→ Task statement
Please copy the data shown below, word for word.

→ Material to process

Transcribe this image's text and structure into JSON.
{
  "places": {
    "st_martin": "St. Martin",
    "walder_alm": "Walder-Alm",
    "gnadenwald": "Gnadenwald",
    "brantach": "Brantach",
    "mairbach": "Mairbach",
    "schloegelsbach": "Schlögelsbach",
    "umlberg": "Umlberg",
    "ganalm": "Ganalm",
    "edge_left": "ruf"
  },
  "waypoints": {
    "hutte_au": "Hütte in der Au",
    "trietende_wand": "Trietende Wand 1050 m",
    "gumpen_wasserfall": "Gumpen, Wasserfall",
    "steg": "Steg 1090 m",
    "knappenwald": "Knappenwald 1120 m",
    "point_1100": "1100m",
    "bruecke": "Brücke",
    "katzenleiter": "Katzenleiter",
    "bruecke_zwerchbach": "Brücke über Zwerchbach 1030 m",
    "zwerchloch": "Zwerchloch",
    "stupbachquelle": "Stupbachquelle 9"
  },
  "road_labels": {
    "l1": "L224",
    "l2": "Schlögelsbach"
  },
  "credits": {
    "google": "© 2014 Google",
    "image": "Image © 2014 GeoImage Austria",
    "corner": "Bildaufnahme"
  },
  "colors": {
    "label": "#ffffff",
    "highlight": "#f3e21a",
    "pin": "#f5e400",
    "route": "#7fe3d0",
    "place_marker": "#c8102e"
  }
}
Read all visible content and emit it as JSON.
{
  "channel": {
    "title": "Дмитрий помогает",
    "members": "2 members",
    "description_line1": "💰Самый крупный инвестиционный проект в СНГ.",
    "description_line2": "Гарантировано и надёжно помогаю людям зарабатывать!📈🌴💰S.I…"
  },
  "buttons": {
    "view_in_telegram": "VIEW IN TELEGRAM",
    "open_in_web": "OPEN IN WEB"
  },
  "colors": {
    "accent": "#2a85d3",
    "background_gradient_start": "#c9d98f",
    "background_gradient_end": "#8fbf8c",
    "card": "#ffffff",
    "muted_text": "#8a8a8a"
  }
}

→ Exercise result
Transcribe this image's text and structure into JSON.
{
  "places": {
    "st_martin": "St. Martin",
    "walder_alm": "Walder-Alm",
    "gnadenwald": "Gnadenwald",
    "brantach": "Brantach",
    "mairbach": "Mairbach",
    "schloegelsbach": "Schlögelsbach",
    "umlberg": "Umlberg",
    "ganalm": "Ganalm",
    "edge_left": "ruf"
  },
  "waypoints": {
    "hutte_au": "Hütte in der Au",
    "trietende_wand": "Trietende Wand 1050 m",
    "gumpen_wasserfall": "Gumpen, Wasserfall",
    "steg": "Steg 1090 m",
    "knappenwald": "Knappenwald 1120 m",
    "point_1100": "1100m",
    "bruecke": "Brücke",
    "katzenleiter": "Katzenleiter",
    "bruecke_zwerchbach": "Brücke über Zwerchbach 1030 m",
    "zwerchloch": "Zwerchloch",
    "stupbachquelle": "Stupbachquelle 9"
  },
  "road_labels": {
    "l1": "L224",
    "l2": "Schlögelsbach"
  },
  "credits": {
    "google": "© 2014 Google",
    "image": "Image © 2014 GeoImage Austria",
    "corner": "Bildaufnahme"
  },
  "colors": {
    "label": "#ffffff",
    "highlight": "#f3e21a",
    "pin": "#f5e400",
    "route": "#7fe3d0",
    "place_marker": "#c8102e"
  }
}
Read all visible content and emit it as JSON.
{
  "channel": {
    "title": "Дмитрий помогает",
    "members": "2 members",
    "description_line1": "💰Самый крупный инвестиционный проект в СНГ.",
    "description_line2": "Гарантировано и надёжно помогаю людям зарабатывать!📈🌴💰S.I…"
  },
  "buttons": {
    "view_in_telegram": "VIEW IN TELEGRAM",
    "open_in_web": "OPEN IN WEB"
  },
  "colors": {
    "accent": "#2a85d3",
    "background_gradient_start": "#c9d98f",
    "background_gradient_end": "#8fbf8c",
    "card": "#ffffff",
    "muted_text": "#8a8a8a"
  }
}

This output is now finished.